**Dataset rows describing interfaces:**
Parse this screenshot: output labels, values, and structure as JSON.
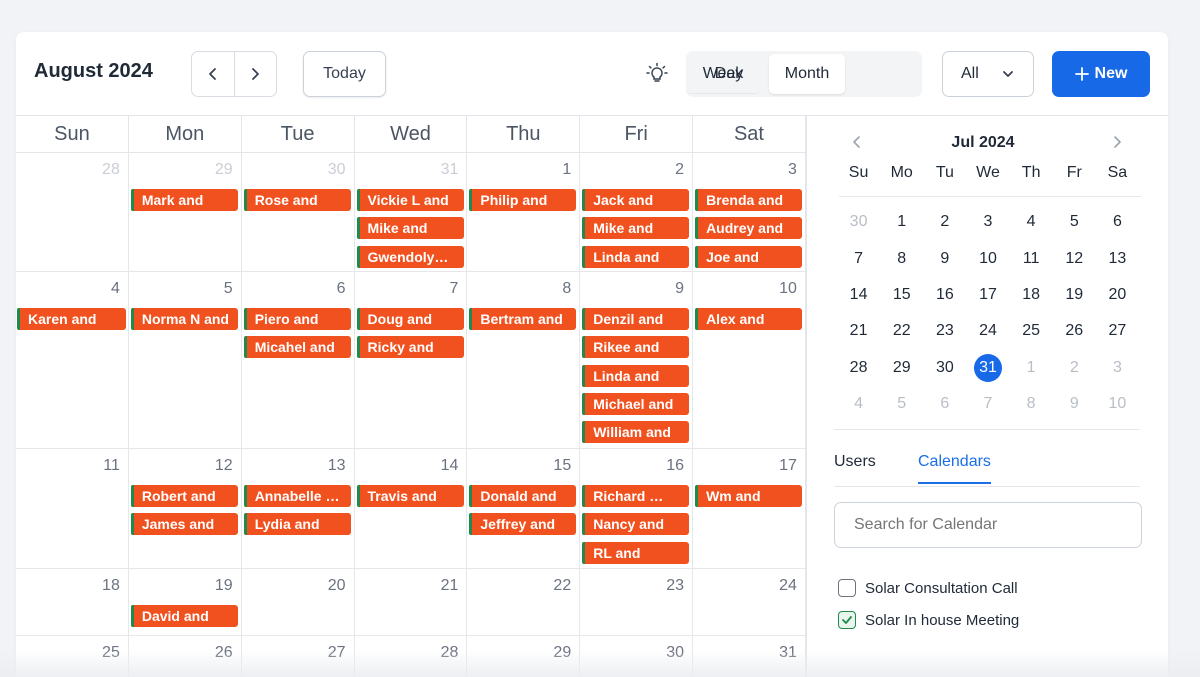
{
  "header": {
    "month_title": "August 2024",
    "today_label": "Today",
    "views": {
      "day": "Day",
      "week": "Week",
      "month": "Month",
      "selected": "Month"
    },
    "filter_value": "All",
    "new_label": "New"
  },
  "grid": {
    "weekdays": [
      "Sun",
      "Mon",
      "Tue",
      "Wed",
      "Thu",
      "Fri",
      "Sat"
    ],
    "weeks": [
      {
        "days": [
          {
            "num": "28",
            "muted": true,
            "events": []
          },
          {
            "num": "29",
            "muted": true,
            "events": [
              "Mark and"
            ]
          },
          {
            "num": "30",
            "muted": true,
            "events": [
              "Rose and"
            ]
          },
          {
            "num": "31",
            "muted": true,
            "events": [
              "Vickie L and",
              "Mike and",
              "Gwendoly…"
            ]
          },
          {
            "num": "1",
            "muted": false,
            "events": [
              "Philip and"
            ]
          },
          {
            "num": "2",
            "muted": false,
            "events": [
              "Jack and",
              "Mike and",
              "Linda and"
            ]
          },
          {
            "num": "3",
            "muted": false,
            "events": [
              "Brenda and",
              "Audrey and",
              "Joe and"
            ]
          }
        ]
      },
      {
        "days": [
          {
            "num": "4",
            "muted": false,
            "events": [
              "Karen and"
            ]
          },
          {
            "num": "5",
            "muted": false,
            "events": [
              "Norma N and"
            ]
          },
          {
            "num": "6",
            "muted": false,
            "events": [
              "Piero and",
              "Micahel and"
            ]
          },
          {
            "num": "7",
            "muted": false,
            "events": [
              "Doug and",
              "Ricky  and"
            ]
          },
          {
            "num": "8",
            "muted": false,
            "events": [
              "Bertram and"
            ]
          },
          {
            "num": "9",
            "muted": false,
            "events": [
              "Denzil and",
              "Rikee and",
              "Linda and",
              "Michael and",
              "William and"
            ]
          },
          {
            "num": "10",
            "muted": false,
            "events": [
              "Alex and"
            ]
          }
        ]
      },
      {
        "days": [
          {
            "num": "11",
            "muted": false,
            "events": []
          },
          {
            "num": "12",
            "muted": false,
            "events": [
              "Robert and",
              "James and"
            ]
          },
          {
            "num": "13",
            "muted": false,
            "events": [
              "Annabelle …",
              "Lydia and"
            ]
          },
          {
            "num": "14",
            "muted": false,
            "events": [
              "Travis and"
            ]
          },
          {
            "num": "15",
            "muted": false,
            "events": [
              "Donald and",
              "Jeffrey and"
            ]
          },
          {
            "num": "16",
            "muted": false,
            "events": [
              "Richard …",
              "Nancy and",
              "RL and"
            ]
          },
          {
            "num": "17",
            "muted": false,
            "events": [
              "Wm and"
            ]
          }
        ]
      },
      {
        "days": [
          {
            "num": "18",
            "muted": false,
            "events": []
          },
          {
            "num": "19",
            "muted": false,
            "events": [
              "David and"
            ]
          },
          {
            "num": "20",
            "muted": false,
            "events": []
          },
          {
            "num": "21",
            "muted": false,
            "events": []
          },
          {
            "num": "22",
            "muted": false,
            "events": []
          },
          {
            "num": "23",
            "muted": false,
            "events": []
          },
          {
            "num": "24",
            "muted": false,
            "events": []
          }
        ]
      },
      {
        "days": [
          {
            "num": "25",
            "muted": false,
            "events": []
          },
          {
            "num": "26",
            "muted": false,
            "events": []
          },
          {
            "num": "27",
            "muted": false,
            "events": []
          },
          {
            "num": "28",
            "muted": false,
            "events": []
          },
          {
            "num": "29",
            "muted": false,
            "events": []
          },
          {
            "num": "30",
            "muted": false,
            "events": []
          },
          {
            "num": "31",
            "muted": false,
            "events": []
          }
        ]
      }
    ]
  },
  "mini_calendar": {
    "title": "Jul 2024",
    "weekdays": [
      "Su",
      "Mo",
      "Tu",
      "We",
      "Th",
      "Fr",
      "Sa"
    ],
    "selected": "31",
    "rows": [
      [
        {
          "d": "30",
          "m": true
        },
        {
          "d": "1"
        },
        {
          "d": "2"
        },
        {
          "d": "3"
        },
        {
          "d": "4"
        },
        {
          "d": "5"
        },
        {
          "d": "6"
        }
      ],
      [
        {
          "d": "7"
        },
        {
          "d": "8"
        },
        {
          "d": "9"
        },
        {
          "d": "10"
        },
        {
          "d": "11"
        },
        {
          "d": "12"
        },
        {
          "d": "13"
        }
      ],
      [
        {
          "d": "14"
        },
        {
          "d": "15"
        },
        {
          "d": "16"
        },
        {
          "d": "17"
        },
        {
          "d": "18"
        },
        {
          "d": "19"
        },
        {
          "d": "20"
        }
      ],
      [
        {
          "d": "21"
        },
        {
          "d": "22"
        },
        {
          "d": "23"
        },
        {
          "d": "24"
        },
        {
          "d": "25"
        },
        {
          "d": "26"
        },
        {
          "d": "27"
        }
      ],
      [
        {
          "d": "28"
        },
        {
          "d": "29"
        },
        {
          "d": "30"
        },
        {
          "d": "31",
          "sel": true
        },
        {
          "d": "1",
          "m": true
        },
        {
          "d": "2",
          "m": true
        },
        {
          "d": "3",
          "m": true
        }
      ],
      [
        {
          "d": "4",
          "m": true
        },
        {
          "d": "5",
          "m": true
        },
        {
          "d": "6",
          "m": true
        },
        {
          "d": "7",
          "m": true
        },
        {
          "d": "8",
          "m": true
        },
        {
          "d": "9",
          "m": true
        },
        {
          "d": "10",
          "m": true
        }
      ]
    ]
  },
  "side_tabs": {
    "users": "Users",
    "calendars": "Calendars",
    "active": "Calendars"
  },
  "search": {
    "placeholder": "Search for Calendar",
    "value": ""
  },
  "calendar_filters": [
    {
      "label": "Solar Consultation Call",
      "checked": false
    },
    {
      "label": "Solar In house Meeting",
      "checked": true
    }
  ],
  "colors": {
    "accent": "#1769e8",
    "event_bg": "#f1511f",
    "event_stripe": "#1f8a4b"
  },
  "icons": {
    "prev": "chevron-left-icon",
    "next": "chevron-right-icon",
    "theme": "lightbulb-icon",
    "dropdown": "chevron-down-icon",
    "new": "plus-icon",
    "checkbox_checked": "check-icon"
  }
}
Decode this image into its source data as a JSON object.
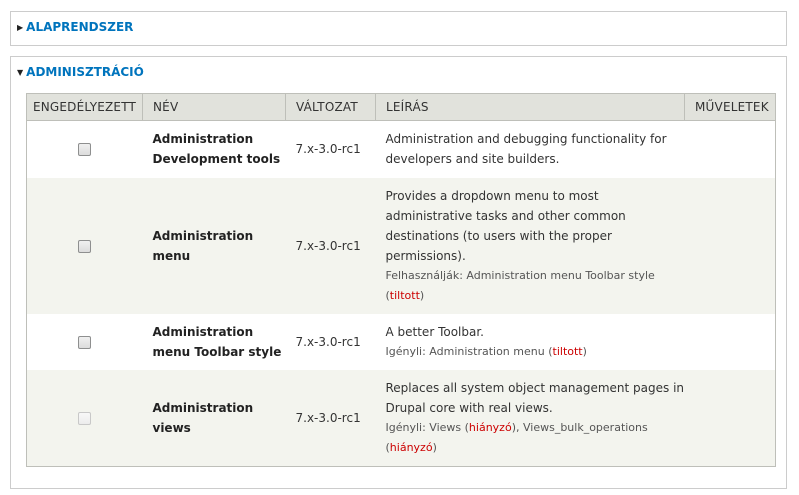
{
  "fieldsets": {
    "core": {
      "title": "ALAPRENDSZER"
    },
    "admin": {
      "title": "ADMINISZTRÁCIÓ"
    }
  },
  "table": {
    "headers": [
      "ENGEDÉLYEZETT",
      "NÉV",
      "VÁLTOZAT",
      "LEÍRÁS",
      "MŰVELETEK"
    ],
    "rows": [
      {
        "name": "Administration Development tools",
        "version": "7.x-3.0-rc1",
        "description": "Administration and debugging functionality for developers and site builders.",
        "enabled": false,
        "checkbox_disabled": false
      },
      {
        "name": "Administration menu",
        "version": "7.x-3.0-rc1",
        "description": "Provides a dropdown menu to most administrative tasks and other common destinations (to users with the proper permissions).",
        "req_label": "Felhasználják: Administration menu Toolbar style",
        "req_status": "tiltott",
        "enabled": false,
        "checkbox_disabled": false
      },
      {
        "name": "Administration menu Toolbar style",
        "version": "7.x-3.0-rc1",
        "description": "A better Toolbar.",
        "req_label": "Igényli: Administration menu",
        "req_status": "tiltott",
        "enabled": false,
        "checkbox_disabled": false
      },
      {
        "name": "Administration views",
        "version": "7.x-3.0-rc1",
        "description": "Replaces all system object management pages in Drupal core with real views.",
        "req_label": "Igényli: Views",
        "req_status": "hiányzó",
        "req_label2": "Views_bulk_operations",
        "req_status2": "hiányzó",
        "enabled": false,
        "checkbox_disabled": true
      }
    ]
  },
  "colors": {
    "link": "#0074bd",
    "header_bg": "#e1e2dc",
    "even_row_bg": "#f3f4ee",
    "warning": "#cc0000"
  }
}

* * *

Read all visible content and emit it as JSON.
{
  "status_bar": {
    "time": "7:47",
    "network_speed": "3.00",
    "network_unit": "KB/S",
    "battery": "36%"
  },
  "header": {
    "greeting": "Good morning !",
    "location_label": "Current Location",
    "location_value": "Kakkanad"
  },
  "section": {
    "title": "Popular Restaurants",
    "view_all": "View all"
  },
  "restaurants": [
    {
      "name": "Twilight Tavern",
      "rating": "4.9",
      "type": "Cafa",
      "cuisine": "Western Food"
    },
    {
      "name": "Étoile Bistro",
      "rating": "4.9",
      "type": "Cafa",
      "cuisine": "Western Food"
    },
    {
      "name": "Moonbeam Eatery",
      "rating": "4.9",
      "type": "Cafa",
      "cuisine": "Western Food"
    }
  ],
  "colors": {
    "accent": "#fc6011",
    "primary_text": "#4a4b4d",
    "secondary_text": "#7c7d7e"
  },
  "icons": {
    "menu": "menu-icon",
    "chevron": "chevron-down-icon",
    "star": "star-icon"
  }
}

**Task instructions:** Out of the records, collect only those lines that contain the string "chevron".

**Written solution:**
    "prev": "chevron-left-icon",
    "next": "chevron-right-icon",
    "dropdown": "chevron-down-icon",
    "chevron": "chevron-down-icon",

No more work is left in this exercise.